Directions for this task: Identify and pull out each line of the entries in which "color" occurs.

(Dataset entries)

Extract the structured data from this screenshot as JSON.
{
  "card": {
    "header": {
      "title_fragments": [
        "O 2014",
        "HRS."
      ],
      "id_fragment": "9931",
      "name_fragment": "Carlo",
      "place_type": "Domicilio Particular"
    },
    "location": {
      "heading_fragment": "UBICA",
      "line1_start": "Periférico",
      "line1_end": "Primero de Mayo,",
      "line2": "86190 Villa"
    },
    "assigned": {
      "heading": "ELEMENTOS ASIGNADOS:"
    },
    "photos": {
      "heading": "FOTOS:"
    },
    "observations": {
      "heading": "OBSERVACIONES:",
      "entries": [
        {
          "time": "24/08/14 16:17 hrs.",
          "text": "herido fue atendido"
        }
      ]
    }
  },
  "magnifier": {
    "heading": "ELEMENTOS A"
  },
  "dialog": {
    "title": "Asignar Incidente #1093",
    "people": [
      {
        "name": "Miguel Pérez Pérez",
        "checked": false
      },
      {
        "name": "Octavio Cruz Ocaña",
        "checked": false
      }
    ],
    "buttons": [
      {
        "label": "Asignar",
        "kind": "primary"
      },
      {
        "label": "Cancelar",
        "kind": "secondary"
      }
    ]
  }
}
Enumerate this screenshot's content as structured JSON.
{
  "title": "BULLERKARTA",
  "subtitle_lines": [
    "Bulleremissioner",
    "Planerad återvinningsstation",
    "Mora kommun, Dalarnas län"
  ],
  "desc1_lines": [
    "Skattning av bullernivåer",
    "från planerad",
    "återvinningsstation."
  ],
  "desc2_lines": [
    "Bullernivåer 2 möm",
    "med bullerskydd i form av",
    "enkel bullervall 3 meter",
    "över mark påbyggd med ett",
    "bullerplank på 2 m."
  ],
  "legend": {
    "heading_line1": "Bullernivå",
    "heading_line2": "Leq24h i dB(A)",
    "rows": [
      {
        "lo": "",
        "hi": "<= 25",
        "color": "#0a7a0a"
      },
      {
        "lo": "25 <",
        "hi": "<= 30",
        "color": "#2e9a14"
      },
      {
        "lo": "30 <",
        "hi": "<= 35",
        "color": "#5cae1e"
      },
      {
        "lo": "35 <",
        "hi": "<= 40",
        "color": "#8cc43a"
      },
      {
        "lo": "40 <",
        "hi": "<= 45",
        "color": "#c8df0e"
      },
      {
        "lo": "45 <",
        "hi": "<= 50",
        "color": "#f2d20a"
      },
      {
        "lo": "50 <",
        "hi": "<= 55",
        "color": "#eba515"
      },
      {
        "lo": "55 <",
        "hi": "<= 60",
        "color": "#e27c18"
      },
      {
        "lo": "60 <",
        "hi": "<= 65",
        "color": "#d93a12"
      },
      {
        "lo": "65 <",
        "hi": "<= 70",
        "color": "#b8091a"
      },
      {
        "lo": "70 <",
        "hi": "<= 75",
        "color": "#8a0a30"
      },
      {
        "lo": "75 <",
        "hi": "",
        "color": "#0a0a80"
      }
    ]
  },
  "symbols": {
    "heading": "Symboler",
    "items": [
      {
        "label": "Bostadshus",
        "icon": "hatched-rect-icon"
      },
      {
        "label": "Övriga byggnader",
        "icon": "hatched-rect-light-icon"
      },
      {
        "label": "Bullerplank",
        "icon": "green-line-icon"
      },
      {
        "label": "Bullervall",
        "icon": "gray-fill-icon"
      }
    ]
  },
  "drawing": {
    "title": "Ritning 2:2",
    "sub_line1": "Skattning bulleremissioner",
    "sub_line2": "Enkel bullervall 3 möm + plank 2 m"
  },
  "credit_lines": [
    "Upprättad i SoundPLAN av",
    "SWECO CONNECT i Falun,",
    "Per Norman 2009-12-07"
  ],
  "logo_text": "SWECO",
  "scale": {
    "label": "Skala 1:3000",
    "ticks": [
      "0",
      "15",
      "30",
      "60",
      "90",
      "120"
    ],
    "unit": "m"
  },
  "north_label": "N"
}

Exercise output:
        "color": "#0a7a0a"
        "color": "#2e9a14"
        "color": "#5cae1e"
        "color": "#8cc43a"
        "color": "#c8df0e"
        "color": "#f2d20a"
        "color": "#eba515"
        "color": "#e27c18"
        "color": "#d93a12"
        "color": "#b8091a"
        "color": "#8a0a30"
        "color": "#0a0a80"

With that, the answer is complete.